But during that time, she also found ways to help patients that weren’t reflected in her job description, including the creation of a fund to provide hotel stays for out-of-town patients who otherwise couldn’t afford them.

For Henry, it’s all about getting to know the patients she works with, and the challenges they might be facing. “People have personal situations, and each patient is a human being,” she said. “There’s a face on each person with a story.”

In the new role, Henry is working with approximately 250 patients with complex cancer cases who enter the system through special referrals. A handful of physician leaders at UW Carbone are able to refer patients to her. Over the two year pilot period, she’ll help these patients – who may have increased needs and find themselves bouncing between doctors and specialties – as they journey from first appointment to post-treatment follow-ups.

“Really, I’m here to help improve access to care,” Henry said.

Part of the job entails much of what she’s already been doing as a nurse practitioner, including helping to write letters to insurance companies for denied testing, working to get someone access to out-of-network care, coordinating appointments for the same day to reduce the amount of travel needed, and helping to find relevant clinical trials for all patients.
However, in her new role, Henry has also embraced other ambitious goals. She hopes to improve response time to referrals and expedite both diagnoses and the development of treatment plans. She also seeks to empower patients to become more involved in their care.
Through this, she hopes to produce a model that can be employed by other nurse navigators to streamline and personalize patient care, something she believes can reduce patient distress and optimize patient outcomes.

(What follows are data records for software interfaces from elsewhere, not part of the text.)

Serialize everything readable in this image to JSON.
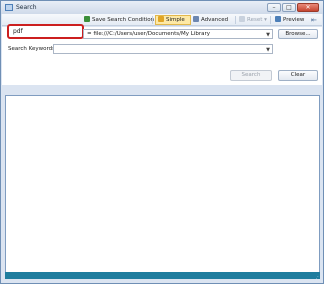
{
  "window": {
    "title": "Search"
  },
  "titlebar": {
    "minimize": "–",
    "maximize": "□",
    "close": "✕"
  },
  "toolbar": {
    "save_condition": "Save Search Condition",
    "save_condition_arrow": "▾",
    "simple": "Simple",
    "advanced": "Advanced",
    "reset": "Reset",
    "reset_arrow": "▾",
    "preview": "Preview",
    "pin": "⇤"
  },
  "filter": {
    "file_type_value": "pdf",
    "path_value": "= file:///C:/Users/user/Documents/My Library",
    "browse_label": "Browse..."
  },
  "keywords": {
    "label": "Search Keywords:",
    "value": ""
  },
  "actions": {
    "search_label": "Search",
    "clear_label": "Clear"
  },
  "colors": {
    "highlight_border": "#cc1f1f",
    "status_bar": "#1f7d9e",
    "selected_tab": "#fde9a6"
  },
  "icons": [
    "app-icon",
    "save-condition-icon",
    "simple-icon",
    "advanced-icon",
    "reset-icon",
    "preview-icon",
    "pin-icon"
  ]
}
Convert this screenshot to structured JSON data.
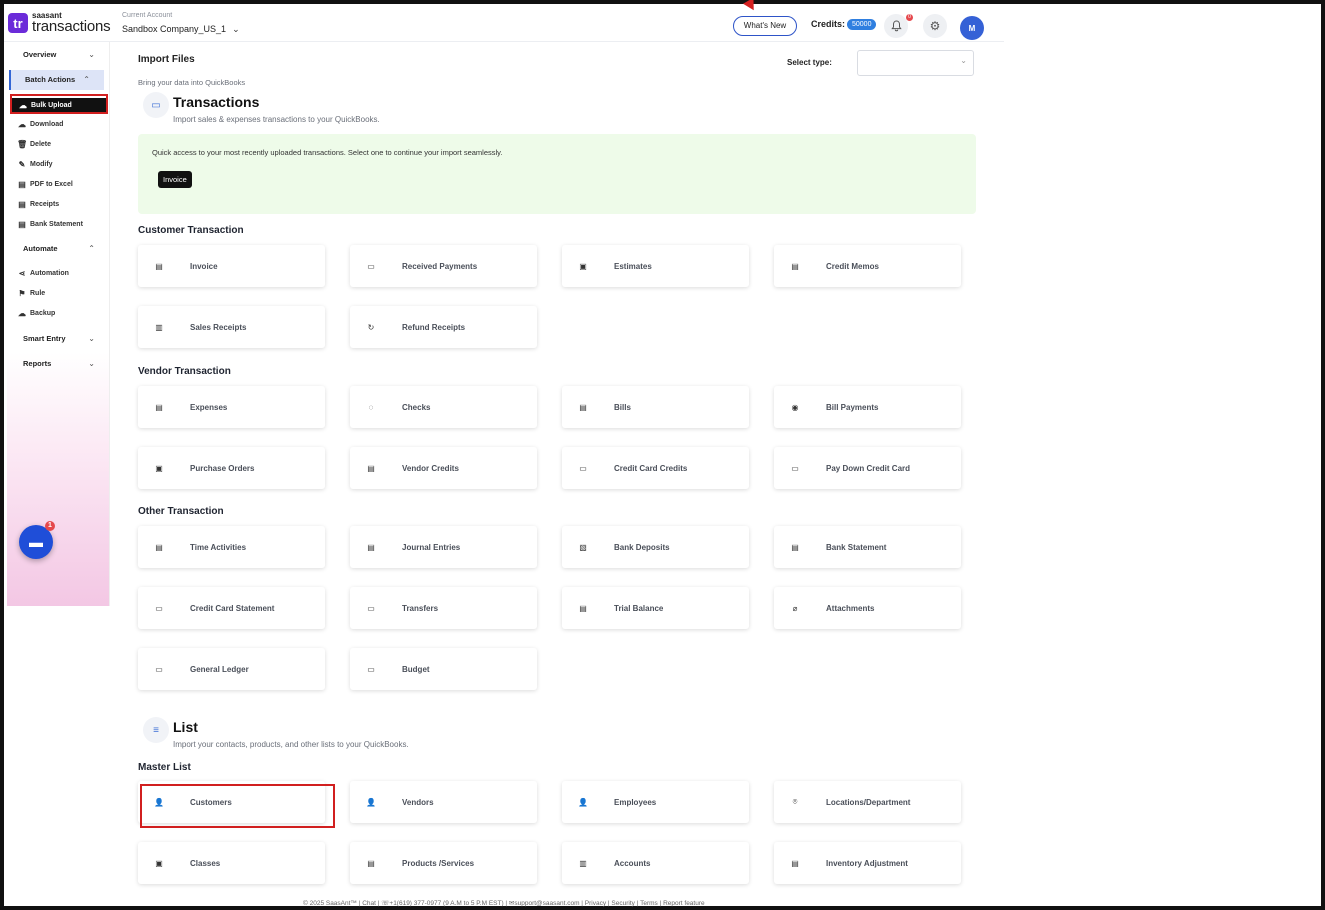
{
  "header": {
    "logo_mark": "tr",
    "logo_brand": "saasant",
    "logo_product": "transactions",
    "account_caption": "Current Account",
    "account_name": "Sandbox Company_US_1",
    "whats_new": "What's New",
    "credits_label": "Credits:",
    "credits_value": "50000",
    "notification_count": "0",
    "avatar_initial": "M"
  },
  "sidebar": {
    "overview": "Overview",
    "batch_actions": "Batch Actions",
    "batch_items": [
      "Bulk Upload",
      "Download",
      "Delete",
      "Modify",
      "PDF to Excel",
      "Receipts",
      "Bank Statement"
    ],
    "automate": "Automate",
    "automate_items": [
      "Automation",
      "Rule",
      "Backup"
    ],
    "smart_entry": "Smart Entry",
    "reports": "Reports",
    "chat_badge": "1"
  },
  "main": {
    "title": "Import Files",
    "subtitle": "Bring your data into QuickBooks",
    "select_label": "Select type:",
    "transactions": {
      "title": "Transactions",
      "desc": "Import sales & expenses transactions to your QuickBooks.",
      "quick_text": "Quick access to your most recently uploaded transactions. Select one to continue your import seamlessly.",
      "quick_chip": "Invoice"
    },
    "customer_group": "Customer Transaction",
    "customer_cards": [
      "Invoice",
      "Received Payments",
      "Estimates",
      "Credit Memos",
      "Sales Receipts",
      "Refund Receipts"
    ],
    "vendor_group": "Vendor Transaction",
    "vendor_cards": [
      "Expenses",
      "Checks",
      "Bills",
      "Bill Payments",
      "Purchase Orders",
      "Vendor Credits",
      "Credit Card Credits",
      "Pay Down Credit Card"
    ],
    "other_group": "Other Transaction",
    "other_cards": [
      "Time Activities",
      "Journal Entries",
      "Bank Deposits",
      "Bank Statement",
      "Credit Card Statement",
      "Transfers",
      "Trial Balance",
      "Attachments",
      "General Ledger",
      "Budget"
    ],
    "list": {
      "title": "List",
      "desc": "Import your contacts, products, and other lists to your QuickBooks."
    },
    "master_group": "Master List",
    "master_cards": [
      "Customers",
      "Vendors",
      "Employees",
      "Locations/Department",
      "Classes",
      "Products /Services",
      "Accounts",
      "Inventory Adjustment"
    ]
  },
  "footer": "© 2025 SaasAnt™ | Chat | ☏+1(619) 377-0977 (9 A.M to 5 P.M EST) | ✉support@saasant.com | Privacy | Security | Terms | Report feature"
}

In addition, Henry sees herself as an embedded ally not only for patients, but also their caregivers. “A disease often yields two patients, the one with the disease and the one caring for that person,” she said. “We need to take care of both.”

Above all, she wants to be present and available to those who need her.

“I have found that over the years, the single most satisfying thing you can do for a patient is give them direct access to you,” Henry said. “I have always given my phone numbers to pretty much every patient, and many others have my contact information. People are so grateful when they can directly reach a person.”

Because of that, many of her former patients have expressed their gratefulness to her, along with a desire to give back to the doctor or program that took care of them. When individuals want to give back, whether it be financially or otherwise, Henry is there to make connections, inform patients about ongoing research needs, and help patients share their stories with those that cared for them.

“People are really wanting to give to an organization that is producing such awesome results,” Henry said. “We are so grateful, and I always tell people that we will never waste a penny of their money.”

Throughout the pilot program, patient satisfaction scores and other metrics will determine the success of the program, and there is hope this model could be replicated in other departments across UW Health.

But right now, Henry isn’t thinking about numbers, scores or ratings. She’s thinking about what she’s always thought about – how to do right by the patients who are looking to her for help.

“My deepest commitment is to take the best care of those people I can,” Henry said. “It’s so frightening to receive these diagnoses, but I want patients to know that I’m here to help.”